JEFFERSON CITY, Mo. • Missouri Gov. Jay Nixon signed a measure Thursday capping some damage awards in medical malpractices cases, three years after the state's Supreme Court struck down similar limits as unconstitutional.
"This bipartisan legislation protects patients by making sure that significant financial restitution can be sought in cases of medical malpractice, while also helping to attract and retain health care providers in our state," said Nixon in a statement.
Noneconomic damages, such as pain and suffering, would be capped at $400,000 in most medical personal injury cases. Measurable economic damages, such as medical costs resulting from the injury and lost wages, would not be subject to the limits.
For "catastrophic" cases defined in the bill, including paralysis, loss of vision and brain injury, the cap would be $700,000. The bill also doubles the existing cap in wrongful death cases from $350,000 to $700,000.
In July 2012, the Missouri Supreme Court ruled that a 2005 law imposing a flat $350,000 limit on noneconomic damages in medical malpractice cases was unconstitutional. It said the limits violated the right to a jury trial that had existed under common law when Missouri's first constitution was adopted in 1820.

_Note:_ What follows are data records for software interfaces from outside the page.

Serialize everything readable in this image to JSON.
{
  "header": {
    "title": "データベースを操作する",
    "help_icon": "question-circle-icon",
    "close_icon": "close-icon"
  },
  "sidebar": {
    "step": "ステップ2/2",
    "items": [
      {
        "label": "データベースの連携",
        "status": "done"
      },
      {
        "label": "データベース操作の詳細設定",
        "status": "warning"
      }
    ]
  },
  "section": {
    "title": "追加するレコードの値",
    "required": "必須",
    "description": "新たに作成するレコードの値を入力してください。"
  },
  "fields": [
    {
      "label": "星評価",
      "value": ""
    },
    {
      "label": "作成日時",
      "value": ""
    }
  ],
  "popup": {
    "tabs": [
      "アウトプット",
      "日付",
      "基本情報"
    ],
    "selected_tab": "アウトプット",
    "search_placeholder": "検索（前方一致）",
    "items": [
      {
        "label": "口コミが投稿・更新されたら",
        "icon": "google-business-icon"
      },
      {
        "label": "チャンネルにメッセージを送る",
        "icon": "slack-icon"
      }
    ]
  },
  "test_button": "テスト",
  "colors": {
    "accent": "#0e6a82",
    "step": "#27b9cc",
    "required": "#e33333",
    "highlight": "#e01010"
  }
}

By specifying in this year's legislation that medical malpractice cases are a statutory and not a common law cause of action, lawmakers said they believe the new caps will be backed by the courts.
Opponents argue that limiting how much money people can receive only further hurts patients who have already been damaged by a doctor's actions and could allow repeat offenders to keep practicing without facing meaningful consequences for their actions. House Minority Leader Rep. Jacob Hummel, D-St. Louis, opposes caps because he said juries should be able to make those decisions rather than bureaucrats in Jefferson City.
"I don't think you should put a dollar figure on a person's life," he said.
Limits have failed in previous years in the face of staunch Democratic opposition. This year, Democratic senators decided not to block the legislation after an agreement allowing higher caps in some cases and the inclusion of a yearly 1.7 percent increase on the limits.
Supporters of the legislation include hospitals and doctors' groups. They have warned that insurance costs could spike, lawsuits will increase and doctors will take their practices elsewhere without caps.
Missouri State Medical Association lobbyist Jeff Howell said earlier this year that the costs for insuring hospitals against medical malpractice lawsuits have increased when there are no caps — sometimes to unsustainable levels. He said that may not be reflected yet in rates because the market takes time to adjust to the potentially unlimited lawsuit awards.